Mitchell Reiss comes to Jonathan Powell’s magnum opus on the peace process under the Blair regimine a little later than some others, but given he was a key player in the Bush administration for latter years of the process, he is, as one might expect, a good deal more critical that some the earlier entrants in the debate. Although there are echoes of Mandelson’s: “the Process is the bare minimum of the policy you need…” He doesn’t pull many punches.
Powell’s body of work over the next decade thus renders more than a little hypocritical his criticism of the Major government’s decision to resume contacts with the IRA after its bombing of Canary Wharf in 1996. Powell writes that Major sent exactly the wrong message to the IRA: “The government response should have been that they would never deal with the IRA again until they had put violence aside for good. . . . [It] helped convince them to continue with their dual strategy of violence and politics together.” Aside from Powell’s refusal to serve champagne to Sinn Fein officials visiting Chequers right after the IRA’s brazen, midday kidnapping and attempted murder of a former comrade from the center of Belfast, it is difficult to distinguish his approach from his predecessor’s. One searches in vain for any guiding moral principle here, or any willingness at all to sanction (or even properly define) unacceptable behavior.
HOwever, he goes on to argue that the British were more pliable in negotiations with SF. Indeed it was left to the Irish Government to hold the line on a last minute ‘demand’ that the IRA be allowed to keep some of its weapons:
In July 2005, the IRA had finally agreed to decommission all its weapons. At the last minute, Adams called No. 10 to demand that some of the weapons not be destroyed so that the IRA could arm itself against possible attacks from dissident members. Unless this was allowed, he threatened, decommissioning would not proceed. The Blair government conceded, but wanted to check with Dublin. Irish Justice Minister Michael McDowell refused to acquiesce in the backsliding, despite enormous pressure. Powell told Adams of the problem, and Adams gave way. Decommissioning took place as planned.
Reiss’s interview in the Irish Times a few years back was a clear signal within the process that the US wanted cast iron assurances on policing and proper and binding committment to justice. A move that was not entirely popular inside the modernising end of the DUP…
He goes on to portray the situation as a front between the Irish and the US:

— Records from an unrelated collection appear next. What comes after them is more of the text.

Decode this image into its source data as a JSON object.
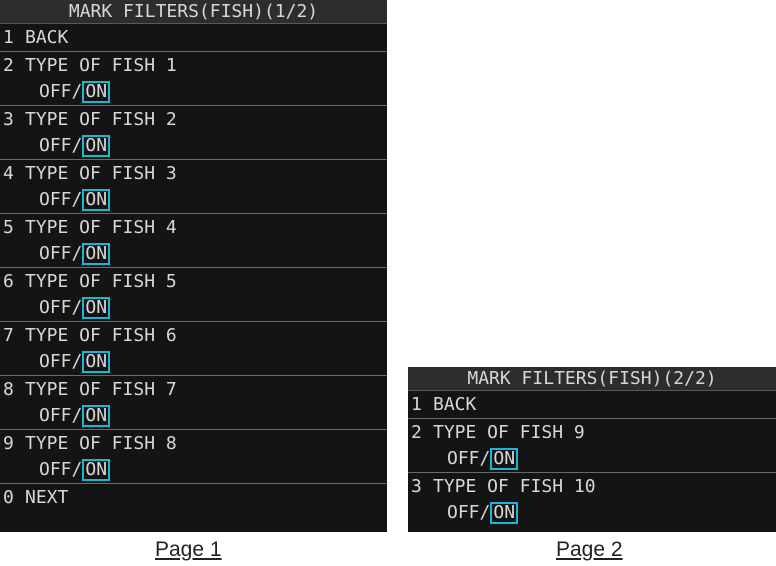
{
  "page1": {
    "title": "MARK FILTERS(FISH)(1/2)",
    "items": [
      {
        "num": "1",
        "label": "BACK"
      },
      {
        "num": "2",
        "label": "TYPE OF FISH 1",
        "off": "OFF/",
        "on": "ON"
      },
      {
        "num": "3",
        "label": "TYPE OF FISH 2",
        "off": "OFF/",
        "on": "ON"
      },
      {
        "num": "4",
        "label": "TYPE OF FISH 3",
        "off": "OFF/",
        "on": "ON"
      },
      {
        "num": "5",
        "label": "TYPE OF FISH 4",
        "off": "OFF/",
        "on": "ON"
      },
      {
        "num": "6",
        "label": "TYPE OF FISH 5",
        "off": "OFF/",
        "on": "ON"
      },
      {
        "num": "7",
        "label": "TYPE OF FISH 6",
        "off": "OFF/",
        "on": "ON"
      },
      {
        "num": "8",
        "label": "TYPE OF FISH 7",
        "off": "OFF/",
        "on": "ON"
      },
      {
        "num": "9",
        "label": "TYPE OF FISH 8",
        "off": "OFF/",
        "on": "ON"
      },
      {
        "num": "0",
        "label": "NEXT"
      }
    ],
    "caption": "Page 1"
  },
  "page2": {
    "title": "MARK FILTERS(FISH)(2/2)",
    "items": [
      {
        "num": "1",
        "label": "BACK"
      },
      {
        "num": "2",
        "label": "TYPE OF FISH 9",
        "off": "OFF/",
        "on": "ON"
      },
      {
        "num": "3",
        "label": "TYPE OF FISH 10",
        "off": "OFF/",
        "on": "ON"
      }
    ],
    "caption": "Page 2"
  },
  "colors": {
    "panel_bg": "#141414",
    "title_bg": "#2d2d2d",
    "text": "#d7d7d7",
    "selection_frame": "#19b7d6"
  }
}
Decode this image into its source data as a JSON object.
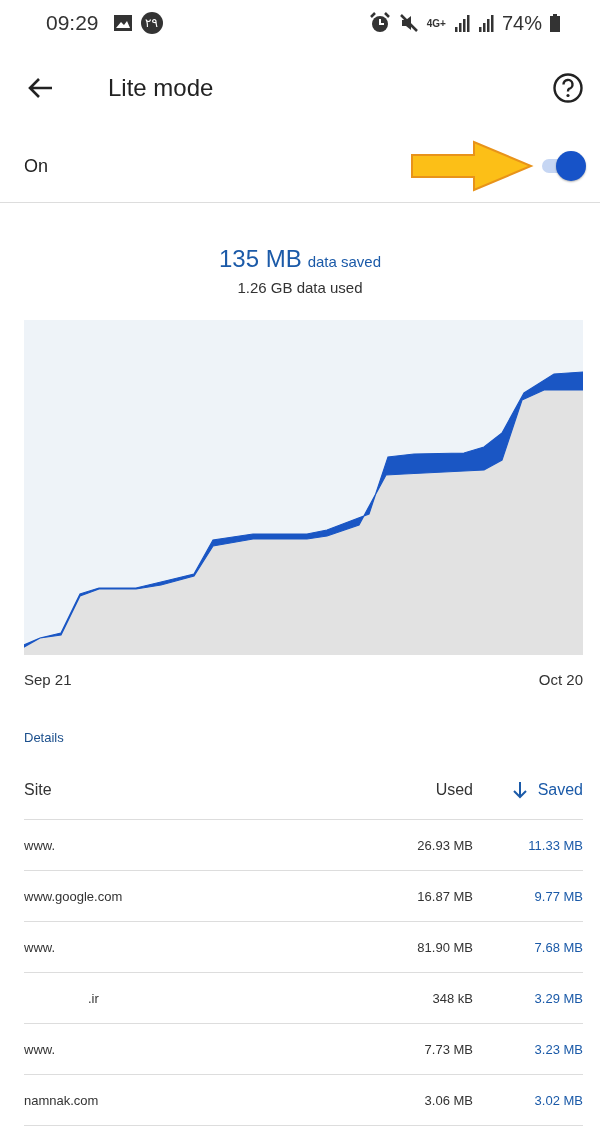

The consensus of the U.S. and Irish governments was that Adams was in control of the movement and had been since the Good Friday Agreement, when two small breakaway groups formed separate dissident movements. Indeed, the Good Friday Agreement itself could be seen as a betrayal of the IRA’s founding credo, yet Adams still managed to sell the deal to the vast majority of his followers. But most clarifying of all is Adams’s own admission, on BBC Radio earlier this year, that invoking the threat of a possible split was “just a necessary part of the conflict resolution process.” In other words, it was ploy and bluff.
Reiss also accuses Powell of skating over “McDowell’s role in the decommissioning drama and omits entirely the debate over visas for Sinn Fein”. Indeed, he notes that Powell makes little mention of the four horsemen in identifying , George Mitchell, and efforts of Clinton to unblock the various impasses.
But in summation, he is ultimately generous to his British counterparts, noting that: “Better to have too much patience in such affairs than too little.”